Data records >>
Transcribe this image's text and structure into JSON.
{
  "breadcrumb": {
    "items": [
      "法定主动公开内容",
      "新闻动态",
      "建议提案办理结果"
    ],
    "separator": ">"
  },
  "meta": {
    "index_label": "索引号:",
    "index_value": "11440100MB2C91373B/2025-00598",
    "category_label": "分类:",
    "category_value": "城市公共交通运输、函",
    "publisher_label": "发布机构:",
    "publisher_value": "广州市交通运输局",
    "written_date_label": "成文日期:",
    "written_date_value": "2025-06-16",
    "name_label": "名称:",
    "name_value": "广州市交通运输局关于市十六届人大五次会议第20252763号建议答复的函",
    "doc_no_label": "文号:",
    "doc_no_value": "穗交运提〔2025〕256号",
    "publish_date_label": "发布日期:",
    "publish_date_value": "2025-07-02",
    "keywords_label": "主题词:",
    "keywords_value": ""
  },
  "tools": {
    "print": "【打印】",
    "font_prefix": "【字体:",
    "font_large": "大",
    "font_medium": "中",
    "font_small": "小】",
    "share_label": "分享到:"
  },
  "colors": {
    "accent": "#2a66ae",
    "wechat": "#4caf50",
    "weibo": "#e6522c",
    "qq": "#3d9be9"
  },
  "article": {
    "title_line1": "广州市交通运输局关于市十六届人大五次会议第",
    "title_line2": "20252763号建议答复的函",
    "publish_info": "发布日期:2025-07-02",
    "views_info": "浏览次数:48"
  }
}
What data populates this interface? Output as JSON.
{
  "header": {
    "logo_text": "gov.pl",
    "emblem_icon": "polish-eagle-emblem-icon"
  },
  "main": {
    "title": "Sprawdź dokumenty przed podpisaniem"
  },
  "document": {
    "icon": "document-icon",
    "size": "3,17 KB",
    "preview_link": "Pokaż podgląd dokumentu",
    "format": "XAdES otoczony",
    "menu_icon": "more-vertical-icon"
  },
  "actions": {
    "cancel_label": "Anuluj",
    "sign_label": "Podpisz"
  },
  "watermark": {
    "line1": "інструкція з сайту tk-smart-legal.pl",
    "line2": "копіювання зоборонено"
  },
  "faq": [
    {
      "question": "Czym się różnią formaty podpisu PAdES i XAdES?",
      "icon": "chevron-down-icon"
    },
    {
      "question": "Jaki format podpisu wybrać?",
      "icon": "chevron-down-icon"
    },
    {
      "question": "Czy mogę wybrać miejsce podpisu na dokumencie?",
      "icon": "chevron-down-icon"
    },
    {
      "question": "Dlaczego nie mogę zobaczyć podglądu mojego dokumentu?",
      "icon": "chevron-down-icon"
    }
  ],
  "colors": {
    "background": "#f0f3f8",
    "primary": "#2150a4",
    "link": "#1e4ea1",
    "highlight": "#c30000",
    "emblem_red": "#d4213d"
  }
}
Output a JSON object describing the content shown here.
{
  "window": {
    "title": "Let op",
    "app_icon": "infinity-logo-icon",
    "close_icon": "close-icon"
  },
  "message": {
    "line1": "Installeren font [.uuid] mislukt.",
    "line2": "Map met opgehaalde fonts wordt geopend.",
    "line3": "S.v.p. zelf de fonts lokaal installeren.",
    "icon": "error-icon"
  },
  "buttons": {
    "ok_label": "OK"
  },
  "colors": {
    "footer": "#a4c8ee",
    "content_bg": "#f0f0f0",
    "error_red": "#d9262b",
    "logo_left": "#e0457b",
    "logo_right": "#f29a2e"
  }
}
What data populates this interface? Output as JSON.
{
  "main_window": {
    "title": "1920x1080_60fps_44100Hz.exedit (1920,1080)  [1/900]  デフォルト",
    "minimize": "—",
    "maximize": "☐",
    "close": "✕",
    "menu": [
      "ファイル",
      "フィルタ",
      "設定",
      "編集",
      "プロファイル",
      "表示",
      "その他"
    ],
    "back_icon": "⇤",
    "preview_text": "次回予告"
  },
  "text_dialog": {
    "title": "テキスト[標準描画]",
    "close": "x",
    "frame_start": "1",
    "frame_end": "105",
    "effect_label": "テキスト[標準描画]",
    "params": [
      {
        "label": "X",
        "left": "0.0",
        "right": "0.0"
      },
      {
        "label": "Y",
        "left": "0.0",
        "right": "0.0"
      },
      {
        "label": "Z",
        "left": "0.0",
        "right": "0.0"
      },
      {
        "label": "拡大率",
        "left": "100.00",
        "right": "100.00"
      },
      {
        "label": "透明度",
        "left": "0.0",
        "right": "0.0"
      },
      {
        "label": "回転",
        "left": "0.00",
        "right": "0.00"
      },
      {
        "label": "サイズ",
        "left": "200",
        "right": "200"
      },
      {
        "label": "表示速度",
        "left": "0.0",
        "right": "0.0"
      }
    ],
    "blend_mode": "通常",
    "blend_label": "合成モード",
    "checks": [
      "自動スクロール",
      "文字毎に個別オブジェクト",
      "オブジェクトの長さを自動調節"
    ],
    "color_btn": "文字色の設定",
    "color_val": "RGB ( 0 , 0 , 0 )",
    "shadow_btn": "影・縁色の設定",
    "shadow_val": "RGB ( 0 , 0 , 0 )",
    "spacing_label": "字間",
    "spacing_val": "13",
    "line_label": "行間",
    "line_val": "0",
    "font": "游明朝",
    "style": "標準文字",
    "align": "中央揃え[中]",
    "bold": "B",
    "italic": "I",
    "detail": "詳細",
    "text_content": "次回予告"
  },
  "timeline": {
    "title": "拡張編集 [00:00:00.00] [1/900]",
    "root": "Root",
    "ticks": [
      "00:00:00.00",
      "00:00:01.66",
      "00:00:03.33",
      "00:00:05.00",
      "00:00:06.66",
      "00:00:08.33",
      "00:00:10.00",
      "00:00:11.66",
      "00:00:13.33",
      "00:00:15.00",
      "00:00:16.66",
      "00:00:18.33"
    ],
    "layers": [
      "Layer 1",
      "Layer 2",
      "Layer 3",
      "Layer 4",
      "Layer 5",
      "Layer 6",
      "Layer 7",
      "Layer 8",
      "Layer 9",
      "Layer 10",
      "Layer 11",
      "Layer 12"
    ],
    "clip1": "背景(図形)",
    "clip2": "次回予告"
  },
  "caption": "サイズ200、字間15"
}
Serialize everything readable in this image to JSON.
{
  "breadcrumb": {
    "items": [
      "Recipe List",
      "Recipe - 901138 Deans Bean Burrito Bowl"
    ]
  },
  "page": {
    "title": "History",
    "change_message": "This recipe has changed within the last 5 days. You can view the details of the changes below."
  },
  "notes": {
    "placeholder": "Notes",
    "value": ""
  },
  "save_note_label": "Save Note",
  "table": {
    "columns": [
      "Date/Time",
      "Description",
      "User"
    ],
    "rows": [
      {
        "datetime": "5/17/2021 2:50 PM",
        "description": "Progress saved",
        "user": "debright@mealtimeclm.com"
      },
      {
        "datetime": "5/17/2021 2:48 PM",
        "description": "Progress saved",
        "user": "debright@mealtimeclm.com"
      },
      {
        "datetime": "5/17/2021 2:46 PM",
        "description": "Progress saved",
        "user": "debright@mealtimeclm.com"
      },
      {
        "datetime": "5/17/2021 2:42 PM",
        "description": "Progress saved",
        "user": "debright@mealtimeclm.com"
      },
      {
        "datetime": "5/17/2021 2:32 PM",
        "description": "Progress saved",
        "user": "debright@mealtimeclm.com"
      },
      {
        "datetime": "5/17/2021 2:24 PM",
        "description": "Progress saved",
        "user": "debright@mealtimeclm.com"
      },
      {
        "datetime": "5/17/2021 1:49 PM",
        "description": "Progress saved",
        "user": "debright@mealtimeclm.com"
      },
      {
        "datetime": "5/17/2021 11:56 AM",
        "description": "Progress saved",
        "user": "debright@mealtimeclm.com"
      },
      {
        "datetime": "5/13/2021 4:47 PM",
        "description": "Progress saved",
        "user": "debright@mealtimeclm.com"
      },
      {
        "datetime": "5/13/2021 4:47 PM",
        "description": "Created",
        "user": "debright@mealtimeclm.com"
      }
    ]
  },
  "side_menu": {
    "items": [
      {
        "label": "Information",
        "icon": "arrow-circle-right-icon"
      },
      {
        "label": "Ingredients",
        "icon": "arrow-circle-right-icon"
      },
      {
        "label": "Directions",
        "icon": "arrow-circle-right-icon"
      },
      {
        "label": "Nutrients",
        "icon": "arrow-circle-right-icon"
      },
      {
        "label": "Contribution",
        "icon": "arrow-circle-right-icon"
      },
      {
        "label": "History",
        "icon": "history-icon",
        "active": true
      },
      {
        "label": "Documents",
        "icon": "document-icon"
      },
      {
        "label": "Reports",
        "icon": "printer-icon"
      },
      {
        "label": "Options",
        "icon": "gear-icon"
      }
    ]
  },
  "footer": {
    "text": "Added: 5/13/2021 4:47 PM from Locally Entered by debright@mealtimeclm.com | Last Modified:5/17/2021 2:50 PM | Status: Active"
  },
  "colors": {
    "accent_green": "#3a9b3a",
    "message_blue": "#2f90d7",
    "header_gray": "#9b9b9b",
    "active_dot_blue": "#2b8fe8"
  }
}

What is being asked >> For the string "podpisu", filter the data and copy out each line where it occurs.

Problem solution >>
      "question": "Czym się różnią formaty podpisu PAdES i XAdES?",
      "question": "Jaki format podpisu wybrać?",
      "question": "Czy mogę wybrać miejsce podpisu na dokumencie?",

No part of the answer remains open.